The problem → Below are some records; each one is to be set down again exactly.

Data under study →

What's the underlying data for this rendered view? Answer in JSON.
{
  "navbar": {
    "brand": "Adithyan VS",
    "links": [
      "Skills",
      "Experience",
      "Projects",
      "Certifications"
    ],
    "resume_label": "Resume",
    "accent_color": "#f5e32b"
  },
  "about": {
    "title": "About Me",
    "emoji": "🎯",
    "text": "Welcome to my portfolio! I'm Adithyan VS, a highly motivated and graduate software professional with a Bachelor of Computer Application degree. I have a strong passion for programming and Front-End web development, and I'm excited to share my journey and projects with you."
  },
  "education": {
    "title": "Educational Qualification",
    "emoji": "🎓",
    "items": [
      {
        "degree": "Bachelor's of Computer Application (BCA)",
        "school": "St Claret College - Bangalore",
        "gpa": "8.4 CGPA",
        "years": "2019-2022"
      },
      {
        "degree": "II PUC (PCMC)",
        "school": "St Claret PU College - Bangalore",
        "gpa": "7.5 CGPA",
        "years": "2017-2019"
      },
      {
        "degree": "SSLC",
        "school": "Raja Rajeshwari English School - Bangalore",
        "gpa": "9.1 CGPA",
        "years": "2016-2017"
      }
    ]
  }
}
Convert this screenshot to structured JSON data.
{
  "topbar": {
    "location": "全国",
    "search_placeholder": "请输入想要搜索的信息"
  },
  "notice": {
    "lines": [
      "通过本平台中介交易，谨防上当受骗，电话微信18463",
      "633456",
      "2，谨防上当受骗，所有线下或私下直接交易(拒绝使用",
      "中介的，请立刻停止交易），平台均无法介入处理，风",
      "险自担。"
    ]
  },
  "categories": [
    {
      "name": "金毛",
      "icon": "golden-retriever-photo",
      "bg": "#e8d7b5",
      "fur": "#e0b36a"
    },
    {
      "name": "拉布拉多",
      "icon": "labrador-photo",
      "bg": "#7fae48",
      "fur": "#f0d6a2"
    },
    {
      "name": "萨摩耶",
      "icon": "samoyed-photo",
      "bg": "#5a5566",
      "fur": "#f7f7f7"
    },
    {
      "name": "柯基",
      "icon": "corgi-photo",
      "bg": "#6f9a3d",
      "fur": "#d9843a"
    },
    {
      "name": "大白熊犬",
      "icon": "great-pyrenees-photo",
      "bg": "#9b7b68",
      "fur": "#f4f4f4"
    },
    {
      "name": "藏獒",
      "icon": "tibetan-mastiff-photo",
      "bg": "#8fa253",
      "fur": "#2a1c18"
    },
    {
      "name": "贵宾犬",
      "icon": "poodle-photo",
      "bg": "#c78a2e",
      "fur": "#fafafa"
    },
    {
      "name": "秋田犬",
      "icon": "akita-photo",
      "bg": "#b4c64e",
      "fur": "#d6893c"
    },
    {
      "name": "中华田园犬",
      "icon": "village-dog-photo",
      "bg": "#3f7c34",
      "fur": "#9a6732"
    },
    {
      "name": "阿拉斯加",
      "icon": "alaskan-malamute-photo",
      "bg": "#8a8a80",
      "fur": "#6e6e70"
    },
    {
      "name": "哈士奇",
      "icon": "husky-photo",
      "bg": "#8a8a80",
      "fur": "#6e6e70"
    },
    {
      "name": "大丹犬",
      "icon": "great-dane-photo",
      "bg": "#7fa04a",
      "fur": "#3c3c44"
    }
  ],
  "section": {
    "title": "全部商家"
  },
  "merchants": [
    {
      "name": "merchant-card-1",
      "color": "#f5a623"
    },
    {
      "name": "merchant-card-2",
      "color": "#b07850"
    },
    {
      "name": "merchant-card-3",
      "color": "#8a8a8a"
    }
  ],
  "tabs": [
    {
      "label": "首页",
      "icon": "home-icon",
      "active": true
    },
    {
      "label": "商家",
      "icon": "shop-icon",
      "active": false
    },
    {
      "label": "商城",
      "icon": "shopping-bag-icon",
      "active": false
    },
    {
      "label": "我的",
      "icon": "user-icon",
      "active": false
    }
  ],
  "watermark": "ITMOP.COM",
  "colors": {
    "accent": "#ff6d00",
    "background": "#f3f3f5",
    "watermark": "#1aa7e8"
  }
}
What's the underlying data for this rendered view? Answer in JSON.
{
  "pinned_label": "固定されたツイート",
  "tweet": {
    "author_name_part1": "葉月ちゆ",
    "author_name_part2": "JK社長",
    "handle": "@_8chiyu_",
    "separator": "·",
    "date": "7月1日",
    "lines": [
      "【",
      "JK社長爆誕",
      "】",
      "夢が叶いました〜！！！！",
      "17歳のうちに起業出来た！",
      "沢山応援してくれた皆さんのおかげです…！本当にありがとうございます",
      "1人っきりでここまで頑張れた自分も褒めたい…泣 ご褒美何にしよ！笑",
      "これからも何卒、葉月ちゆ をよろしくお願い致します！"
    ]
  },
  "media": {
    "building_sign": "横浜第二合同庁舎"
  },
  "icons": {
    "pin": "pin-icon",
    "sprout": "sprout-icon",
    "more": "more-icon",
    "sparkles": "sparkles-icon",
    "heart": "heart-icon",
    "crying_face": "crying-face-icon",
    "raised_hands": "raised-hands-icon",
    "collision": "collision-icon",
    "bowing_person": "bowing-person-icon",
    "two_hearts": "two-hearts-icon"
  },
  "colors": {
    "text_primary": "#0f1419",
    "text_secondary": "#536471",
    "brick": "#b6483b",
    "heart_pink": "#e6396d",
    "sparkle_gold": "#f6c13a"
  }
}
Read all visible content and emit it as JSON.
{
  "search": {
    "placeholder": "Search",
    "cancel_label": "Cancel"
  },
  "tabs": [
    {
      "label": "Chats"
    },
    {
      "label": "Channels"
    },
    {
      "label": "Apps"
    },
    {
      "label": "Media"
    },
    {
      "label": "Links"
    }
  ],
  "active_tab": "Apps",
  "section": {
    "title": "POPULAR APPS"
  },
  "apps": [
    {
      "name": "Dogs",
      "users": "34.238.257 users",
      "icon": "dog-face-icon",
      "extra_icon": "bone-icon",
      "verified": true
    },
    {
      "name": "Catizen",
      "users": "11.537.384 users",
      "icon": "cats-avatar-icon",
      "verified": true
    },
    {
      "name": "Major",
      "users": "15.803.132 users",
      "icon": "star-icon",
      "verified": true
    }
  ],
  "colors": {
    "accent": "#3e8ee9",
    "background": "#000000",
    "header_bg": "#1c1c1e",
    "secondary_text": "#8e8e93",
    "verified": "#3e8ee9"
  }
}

Response to the exercise →
What's the underlying data for this rendered view? Answer in JSON.
{
  "navbar": {
    "brand": "Adithyan VS",
    "links": [
      "Skills",
      "Experience",
      "Projects",
      "Certifications"
    ],
    "resume_label": "Resume",
    "accent_color": "#f5e32b"
  },
  "about": {
    "title": "About Me",
    "emoji": "🎯",
    "text": "Welcome to my portfolio! I'm Adithyan VS, a highly motivated and graduate software professional with a Bachelor of Computer Application degree. I have a strong passion for programming and Front-End web development, and I'm excited to share my journey and projects with you."
  },
  "education": {
    "title": "Educational Qualification",
    "emoji": "🎓",
    "items": [
      {
        "degree": "Bachelor's of Computer Application (BCA)",
        "school": "St Claret College - Bangalore",
        "gpa": "8.4 CGPA",
        "years": "2019-2022"
      },
      {
        "degree": "II PUC (PCMC)",
        "school": "St Claret PU College - Bangalore",
        "gpa": "7.5 CGPA",
        "years": "2017-2019"
      },
      {
        "degree": "SSLC",
        "school": "Raja Rajeshwari English School - Bangalore",
        "gpa": "9.1 CGPA",
        "years": "2016-2017"
      }
    ]
  }
}
Convert this screenshot to structured JSON data.
{
  "topbar": {
    "location": "全国",
    "search_placeholder": "请输入想要搜索的信息"
  },
  "notice": {
    "lines": [
      "通过本平台中介交易，谨防上当受骗，电话微信18463",
      "633456",
      "2，谨防上当受骗，所有线下或私下直接交易(拒绝使用",
      "中介的，请立刻停止交易），平台均无法介入处理，风",
      "险自担。"
    ]
  },
  "categories": [
    {
      "name": "金毛",
      "icon": "golden-retriever-photo",
      "bg": "#e8d7b5",
      "fur": "#e0b36a"
    },
    {
      "name": "拉布拉多",
      "icon": "labrador-photo",
      "bg": "#7fae48",
      "fur": "#f0d6a2"
    },
    {
      "name": "萨摩耶",
      "icon": "samoyed-photo",
      "bg": "#5a5566",
      "fur": "#f7f7f7"
    },
    {
      "name": "柯基",
      "icon": "corgi-photo",
      "bg": "#6f9a3d",
      "fur": "#d9843a"
    },
    {
      "name": "大白熊犬",
      "icon": "great-pyrenees-photo",
      "bg": "#9b7b68",
      "fur": "#f4f4f4"
    },
    {
      "name": "藏獒",
      "icon": "tibetan-mastiff-photo",
      "bg": "#8fa253",
      "fur": "#2a1c18"
    },
    {
      "name": "贵宾犬",
      "icon": "poodle-photo",
      "bg": "#c78a2e",
      "fur": "#fafafa"
    },
    {
      "name": "秋田犬",
      "icon": "akita-photo",
      "bg": "#b4c64e",
      "fur": "#d6893c"
    },
    {
      "name": "中华田园犬",
      "icon": "village-dog-photo",
      "bg": "#3f7c34",
      "fur": "#9a6732"
    },
    {
      "name": "阿拉斯加",
      "icon": "alaskan-malamute-photo",
      "bg": "#8a8a80",
      "fur": "#6e6e70"
    },
    {
      "name": "哈士奇",
      "icon": "husky-photo",
      "bg": "#8a8a80",
      "fur": "#6e6e70"
    },
    {
      "name": "大丹犬",
      "icon": "great-dane-photo",
      "bg": "#7fa04a",
      "fur": "#3c3c44"
    }
  ],
  "section": {
    "title": "全部商家"
  },
  "merchants": [
    {
      "name": "merchant-card-1",
      "color": "#f5a623"
    },
    {
      "name": "merchant-card-2",
      "color": "#b07850"
    },
    {
      "name": "merchant-card-3",
      "color": "#8a8a8a"
    }
  ],
  "tabs": [
    {
      "label": "首页",
      "icon": "home-icon",
      "active": true
    },
    {
      "label": "商家",
      "icon": "shop-icon",
      "active": false
    },
    {
      "label": "商城",
      "icon": "shopping-bag-icon",
      "active": false
    },
    {
      "label": "我的",
      "icon": "user-icon",
      "active": false
    }
  ],
  "watermark": "ITMOP.COM",
  "colors": {
    "accent": "#ff6d00",
    "background": "#f3f3f5",
    "watermark": "#1aa7e8"
  }
}
What's the underlying data for this rendered view? Answer in JSON.
{
  "pinned_label": "固定されたツイート",
  "tweet": {
    "author_name_part1": "葉月ちゆ",
    "author_name_part2": "JK社長",
    "handle": "@_8chiyu_",
    "separator": "·",
    "date": "7月1日",
    "lines": [
      "【",
      "JK社長爆誕",
      "】",
      "夢が叶いました〜！！！！",
      "17歳のうちに起業出来た！",
      "沢山応援してくれた皆さんのおかげです…！本当にありがとうございます",
      "1人っきりでここまで頑張れた自分も褒めたい…泣 ご褒美何にしよ！笑",
      "これからも何卒、葉月ちゆ をよろしくお願い致します！"
    ]
  },
  "media": {
    "building_sign": "横浜第二合同庁舎"
  },
  "icons": {
    "pin": "pin-icon",
    "sprout": "sprout-icon",
    "more": "more-icon",
    "sparkles": "sparkles-icon",
    "heart": "heart-icon",
    "crying_face": "crying-face-icon",
    "raised_hands": "raised-hands-icon",
    "collision": "collision-icon",
    "bowing_person": "bowing-person-icon",
    "two_hearts": "two-hearts-icon"
  },
  "colors": {
    "text_primary": "#0f1419",
    "text_secondary": "#536471",
    "brick": "#b6483b",
    "heart_pink": "#e6396d",
    "sparkle_gold": "#f6c13a"
  }
}
Read all visible content and emit it as JSON.
{
  "search": {
    "placeholder": "Search",
    "cancel_label": "Cancel"
  },
  "tabs": [
    {
      "label": "Chats"
    },
    {
      "label": "Channels"
    },
    {
      "label": "Apps"
    },
    {
      "label": "Media"
    },
    {
      "label": "Links"
    }
  ],
  "active_tab": "Apps",
  "section": {
    "title": "POPULAR APPS"
  },
  "apps": [
    {
      "name": "Dogs",
      "users": "34.238.257 users",
      "icon": "dog-face-icon",
      "extra_icon": "bone-icon",
      "verified": true
    },
    {
      "name": "Catizen",
      "users": "11.537.384 users",
      "icon": "cats-avatar-icon",
      "verified": true
    },
    {
      "name": "Major",
      "users": "15.803.132 users",
      "icon": "star-icon",
      "verified": true
    }
  ],
  "colors": {
    "accent": "#3e8ee9",
    "background": "#000000",
    "header_bg": "#1c1c1e",
    "secondary_text": "#8e8e93",
    "verified": "#3e8ee9"
  }
}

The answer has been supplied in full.